Skip to main content
awards

At 49, Susan Aglukark is the youngest of this year’s five Governor-General’s Performing Arts Award honorees in the lifetime artistic achievement category.

Being granted a career-marking prize could be seen as a classy way of being told to wrap it up, but Susan Aglukark is inspired and unfinished. At 49, the Nunavut native is the youngest of this year's five Governor-General's Performing Arts Award honorees in the lifetime artistic achievement category. The singer-songwriter's fellow class of laureates include the dancer-choreographer and company creator Marie Chouinard, the dramatic tenor and radio host Ben Heppner, the children's playwright and artistic director Suzanne Lebeau and the film and television mogul Robert Lantos.

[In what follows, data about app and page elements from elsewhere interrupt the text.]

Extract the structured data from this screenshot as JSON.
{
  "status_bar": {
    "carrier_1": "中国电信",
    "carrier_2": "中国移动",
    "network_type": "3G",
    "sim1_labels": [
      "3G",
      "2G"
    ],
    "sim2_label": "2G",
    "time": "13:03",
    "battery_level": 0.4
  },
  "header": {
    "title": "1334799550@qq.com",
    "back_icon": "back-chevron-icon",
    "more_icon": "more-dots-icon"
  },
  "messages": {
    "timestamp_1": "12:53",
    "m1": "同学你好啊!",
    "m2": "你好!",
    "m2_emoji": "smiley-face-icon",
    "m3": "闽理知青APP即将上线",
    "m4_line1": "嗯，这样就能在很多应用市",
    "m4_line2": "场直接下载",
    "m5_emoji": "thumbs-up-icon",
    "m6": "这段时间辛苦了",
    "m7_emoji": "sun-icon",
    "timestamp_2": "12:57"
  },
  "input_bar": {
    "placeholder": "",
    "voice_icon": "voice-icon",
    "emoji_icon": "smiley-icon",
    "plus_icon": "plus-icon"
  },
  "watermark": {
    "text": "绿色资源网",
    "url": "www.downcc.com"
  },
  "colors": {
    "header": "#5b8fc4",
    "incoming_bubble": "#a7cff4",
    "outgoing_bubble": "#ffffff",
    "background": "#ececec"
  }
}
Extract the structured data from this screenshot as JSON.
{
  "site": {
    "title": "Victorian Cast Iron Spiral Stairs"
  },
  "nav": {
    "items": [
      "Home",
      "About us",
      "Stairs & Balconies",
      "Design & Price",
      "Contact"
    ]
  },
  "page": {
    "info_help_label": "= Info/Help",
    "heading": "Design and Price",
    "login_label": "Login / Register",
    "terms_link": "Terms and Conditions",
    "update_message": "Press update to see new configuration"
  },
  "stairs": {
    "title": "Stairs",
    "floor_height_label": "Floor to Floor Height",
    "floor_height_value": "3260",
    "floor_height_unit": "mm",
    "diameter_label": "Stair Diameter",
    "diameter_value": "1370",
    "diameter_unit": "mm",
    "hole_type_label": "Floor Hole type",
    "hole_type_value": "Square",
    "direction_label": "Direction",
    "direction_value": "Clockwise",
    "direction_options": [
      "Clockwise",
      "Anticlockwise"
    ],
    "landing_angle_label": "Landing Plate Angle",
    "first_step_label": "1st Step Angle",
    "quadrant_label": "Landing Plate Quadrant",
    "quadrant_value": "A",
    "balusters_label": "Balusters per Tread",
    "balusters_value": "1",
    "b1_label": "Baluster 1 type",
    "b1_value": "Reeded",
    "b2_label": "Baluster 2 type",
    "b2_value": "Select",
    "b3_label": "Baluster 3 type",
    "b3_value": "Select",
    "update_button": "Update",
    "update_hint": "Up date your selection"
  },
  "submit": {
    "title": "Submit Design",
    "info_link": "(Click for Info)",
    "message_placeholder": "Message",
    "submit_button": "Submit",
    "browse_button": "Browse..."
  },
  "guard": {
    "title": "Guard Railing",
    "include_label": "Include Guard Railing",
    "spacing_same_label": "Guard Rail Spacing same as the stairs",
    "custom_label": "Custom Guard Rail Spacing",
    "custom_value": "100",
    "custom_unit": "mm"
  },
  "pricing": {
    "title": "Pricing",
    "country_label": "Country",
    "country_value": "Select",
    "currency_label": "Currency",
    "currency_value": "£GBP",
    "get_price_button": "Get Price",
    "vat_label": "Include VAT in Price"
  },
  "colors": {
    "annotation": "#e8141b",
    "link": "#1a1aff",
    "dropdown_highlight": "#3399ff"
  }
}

Unlike the others in her class, Aglukark earns her award for activism in addition to artistic achievement. The three-time Juno-winner has long been an advocate for the people and communities of Canada's North. The title song to her 1992 album Arctic Rose concerns residential schools and suicide; the song Still Running is about sexual abuse.

"It was a personal album," Aglukark told The Globe and Mail this week. "It was an opportunity to shed some light on some of the struggles that Inuit people in particular were going through."

They still struggle. Late last year, the adult contemporary singer launched the social-media campaign #ArcticRoseWarCry as a rally call in response to the crisis-high suicide rate among aboriginal youth. "It's not an easy thing to do," Aglukark said about her activism. "It's not a light thing to take on."

Initiated in 1992 by then-governor-general Ray Hnatyshyn, the Performing Arts Award is the country's leading honour in the categories of dance, classical music, popular music, film, broadcasting and theatre. With the august recognition comes a $25,000 prize.

Complementary awards to the lifetime achievement prizes announced Thursday go to Toronto lawyer John D. McKellar (for voluntarism in the arts), Montreal actor-director Albert Millaire and playwright Benjamin Pradet (for mentorship and protégé respectively), and the British Columbian crooner Michael Bublé, the winner of the National Arts Centre Award for artistic accomplishments in the past year.

Previously named lifetime laureates in tune musically as well as sociopolitically include Neil Young, Buffy Sainte-Marie, Bruce Cockburn and Bryan Adams, who, just this week, announced the cancellation of his concert in Mississippi over the state's controversial new "religious liberty" law. The decree allows for the refusal of service to gay people by private businesses and religious groups.

The Straight from the Heart singer issued a statement saying he was using his voice to "stand in solidarity with all my LGBT friends to repeal this extremely discriminatory bill."

Adams's gesture came days after the American rocker Bruce Springsteen cancelled a concert in North Carolina over a much-criticized law in that state that invalidates anti-discrimination measures previously enacted to protect gay and transgender people.

Asked about an artist's responsibility to speak out against injustices, Aglukark says that while it's not for everyone, she's never given it a second thought. "As an aboriginal artist, I think there is a need, in light of all the very sensitive, very complicated and very interconnected issues that we all face, to be vocal."

Artists risk alienation by being politically noticeable, and Aglukark is aware of the cost that can come with the championing of causes. "Have I shot myself in the foot? Probably. But I can't stay quiet. I stay committed, if for nothing else than to use my status, if you want to call it that, to keep issues on the forefront."

Robert Lantos on life and art

Of the five lifetime artistic achievement honorees of 2016's Governor-General's Performing Arts Award, all are performers and/or writers save one, the legendary co-founder of Alliance Communications Robert Lantos. We spoke to the Budapest-born, Montreal-schooled pioneer in Canadian film and television production by phone.

About the edge of an immigrant: "When I began my career here, there wasn't a fallback solution if it didn't work out. If I were to credit the immigrant thing for anything, it's that there was no safety net for me. One had to be fearless – there was no room for fear."

About Leonard Cohen, the fellow GG laureate that inspires him the most: "His work had a huge impact on me since I was a teenager. To read him and to listen to him gave me goosebumps. Years later, we became friends and collaborators, and his words are still a source of nourishment for my soul."

About early days in the Canadian film industry: "When I made my first movie, In Praise of Older Women in 1978, I tried to secure movie theatres for it in Toronto. The largest country's largest theatre circuit didn't want to screen it because it was Canadian. That's not a conversation that conceivably would happen today. That film in particular changed the narrative. That Canadian inferiority mindset has certainly taken a beating, and that's something in which I had a hand."